Burns Philip Warehouse
Company Logo
Wall with Graffiti

Just down from the warehouse is an old Shell depot, all locked up, overgrown with weeds and seemingly deserted.
Shell Depot

We continued on our walk and turned a corner into a small side street, off the main path, that had an amazing display of native flowers with the most brilliant colours.
Brilliant Flowers
Hibiscus Flower
Hibiscus Flower

Our trip to Samarai finished up with a hike up the hill to see the old abandoned hospital, which was pretty much a ruin by this time with only one building still standing.
Hike up hill to Hospital
Hospital ruins

I finished up on Samarai wishing I could have spent another couple of hours walking around, meeting and talking with the residents, but ships timetables wait for no man.

After lunch, at 13:30, there was a quick trip to the island of Kwato scheduled. Just 3km west of Samarai the island is apparently very peaceful with the remnants of boat-building equipment evident among the trees. We hopped into the zodiacs and headed to Kwato for a wet landing.

Approaching Kwato

By the time we got there it was bucketing down with rain, trust us not to be carrying any wet weather gear :-( Kelly was lucky and managed to score a plastic poncho while I kept ducking under trees and at one stage even sheltered with a family on their verandah to avoid the rain. One of the villagers saw we were getting soaked and offered us shelter in old wood mill.
Wood Mill

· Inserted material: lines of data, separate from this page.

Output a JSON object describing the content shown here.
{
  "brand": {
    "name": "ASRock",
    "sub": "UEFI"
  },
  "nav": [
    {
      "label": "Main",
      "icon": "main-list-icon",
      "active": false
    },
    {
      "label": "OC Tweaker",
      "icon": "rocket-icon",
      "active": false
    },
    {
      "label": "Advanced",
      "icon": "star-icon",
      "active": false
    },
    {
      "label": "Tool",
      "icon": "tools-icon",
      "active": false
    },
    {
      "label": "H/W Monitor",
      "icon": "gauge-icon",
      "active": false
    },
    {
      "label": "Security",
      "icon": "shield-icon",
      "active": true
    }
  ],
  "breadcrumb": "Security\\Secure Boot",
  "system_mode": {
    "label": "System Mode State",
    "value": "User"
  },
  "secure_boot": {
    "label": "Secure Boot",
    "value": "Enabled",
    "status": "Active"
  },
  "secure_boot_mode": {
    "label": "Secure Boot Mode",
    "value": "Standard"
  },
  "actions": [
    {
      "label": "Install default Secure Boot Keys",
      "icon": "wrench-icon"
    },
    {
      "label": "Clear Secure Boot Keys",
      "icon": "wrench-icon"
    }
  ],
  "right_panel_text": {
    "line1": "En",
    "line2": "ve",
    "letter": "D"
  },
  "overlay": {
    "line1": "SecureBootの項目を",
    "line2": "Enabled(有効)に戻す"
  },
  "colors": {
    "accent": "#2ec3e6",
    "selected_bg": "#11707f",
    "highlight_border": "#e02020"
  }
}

Finally the rain eased and we followed the old tree-lined road up the hill until it cleared the forest. In the clearing we came to a stonewalled church that was built in 1937 from materials brought from Scotland. Unfortunately The Kwato Church suffered a decline in the 1970s and it stands today as a testimony to the missionary of a bygone era.

Interior of the Church
View from the clearing

It’s been a pretty hectic and long day already but we have one more excursion before we are done. We head back to the Orion and once we are all onboard Captain Frank repositions her close to a small island called Deka Deka. Here we will do another wet landing and then spend the afternoon swimming and snorkelling. It’s still a bit overcast but hot so it’s a great way to spend the afternoon.
Di (the massage therapist) showing what she will do to me next time we have a session!
Fish we saw while snorkelling (I need Mick Fogg to identify the fish!)

So after a really long, hectic but fantastic day Kelly and I are lounging back in our suite. Tonight we’ve ordered room service so we don’t have to get all dressed up and we can just sit back in bed watching one of our favourite video series, Breaking Bad, that we’ve brought along with us.

We can hear the ship weigh anchor and feel it get underway as we head for Kitava.

Tony Redhead

93 Maud Street, Unley, SA, 5061, Australia